In which Antonio Inoki slaps everyone at Inoki Bom Ba Ye on New Year's Eve 2000 to transfer his fighting spirit to them. pic.twitter.com/5hHZS9nQYC— David Bixenspan (@davidbix) October 1, 2022
Inoki retired from professional wrestling in April 1998, returning to politics in 2013 until retiring in 2019. Recent reports alleged that Inoki's health had taken a bad turn in recent years, with photos showing the legend in a wheelchair. According to an interview with Tokyo Sports back in 2021, Inoki revealed he was diagnosed with systemic transthyretin amyloidosis, a disease that affects circulation throughout the body. He was hospitalized in 2020 but stressed that he was fine despite the new struggles.
"I was hospitalized repeatedly... It's strange that I'm here now, but I've been pushed into a very strange situation. I couldn't take salt in my meals. It makes me swell up. I really can't take in more than a handful. But the people around me take care of me, and I enjoy the food. I don't get to go outside much, so I've never been hot or cold. Well... in other words, it's been a good year (smile)," Inoki told the outlet.
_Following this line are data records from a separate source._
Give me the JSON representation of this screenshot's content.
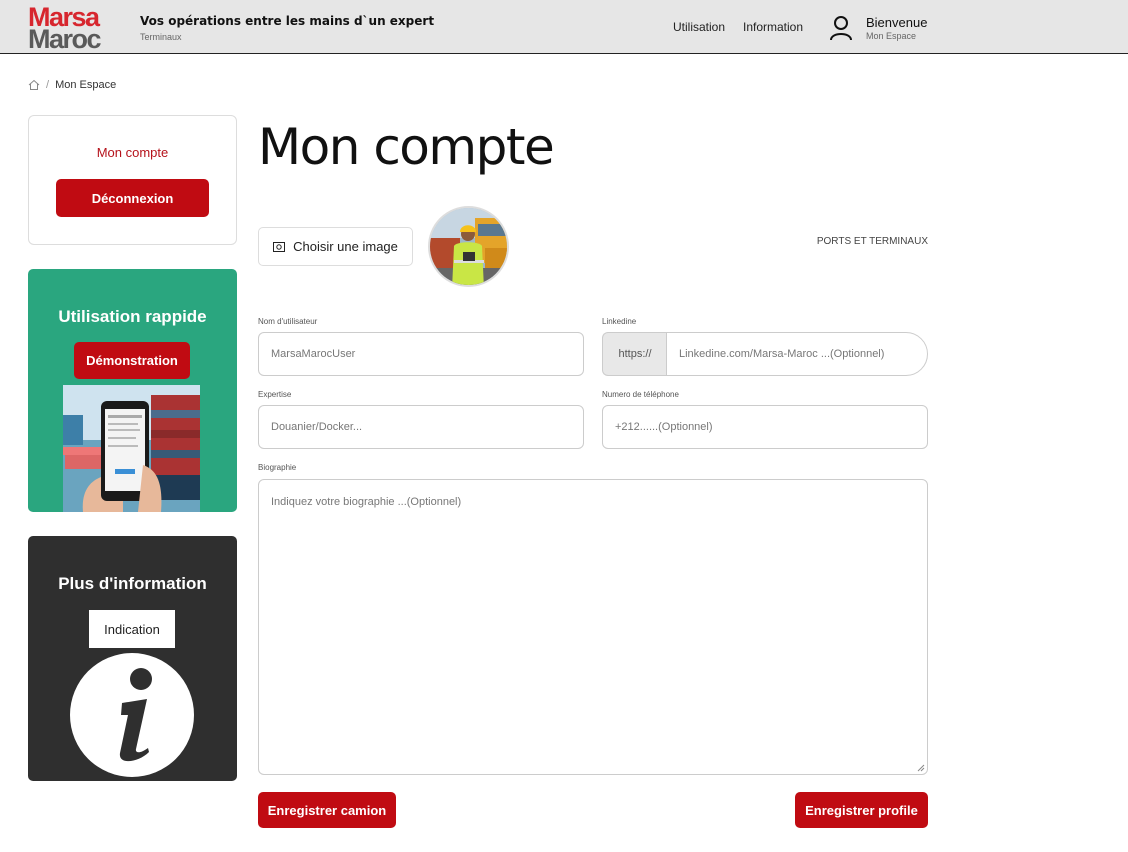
{
  "header": {
    "logo_line1": "Marsa",
    "logo_line2": "Maroc",
    "tagline": "Vos opérations entre les mains d`un expert",
    "tagline_sub": "Terminaux",
    "nav": [
      "Utilisation",
      "Information"
    ],
    "welcome": "Bienvenue",
    "welcome_sub": "Mon Espace"
  },
  "breadcrumb": {
    "separator": "/",
    "current": "Mon Espace"
  },
  "sidebar": {
    "account_title": "Mon compte",
    "logout_label": "Déconnexion",
    "quick_title": "Utilisation rappide",
    "demo_label": "Démonstration",
    "info_title": "Plus d'information",
    "indication_label": "Indication"
  },
  "main": {
    "title": "Mon compte",
    "choose_image_label": "Choisir une image",
    "company": "PORTS ET TERMINAUX",
    "fields": {
      "username": {
        "label": "Nom d'utilisateur",
        "placeholder": "MarsaMarocUser"
      },
      "linkedin": {
        "label": "Linkedine",
        "prefix": "https://",
        "placeholder": "Linkedine.com/Marsa-Maroc ...(Optionnel)"
      },
      "expertise": {
        "label": "Expertise",
        "placeholder": "Douanier/Docker..."
      },
      "phone": {
        "label": "Numero de téléphone",
        "placeholder": "+212......(Optionnel)"
      },
      "bio": {
        "label": "Biographie",
        "placeholder": "Indiquez votre biographie ...(Optionnel)"
      }
    },
    "save_truck_label": "Enregistrer camion",
    "save_profile_label": "Enregistrer profile"
  },
  "colors": {
    "brand_red": "#c00b12",
    "quick_green": "#2aa67f",
    "info_dark": "#2f2f2f",
    "header_bg": "#e6e6e6"
  }
}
The best way to honor Inoki is to read about his life and look up some of his moments. He helped to set a standard for professional wrestling in and outside of Japan. Rest in peace.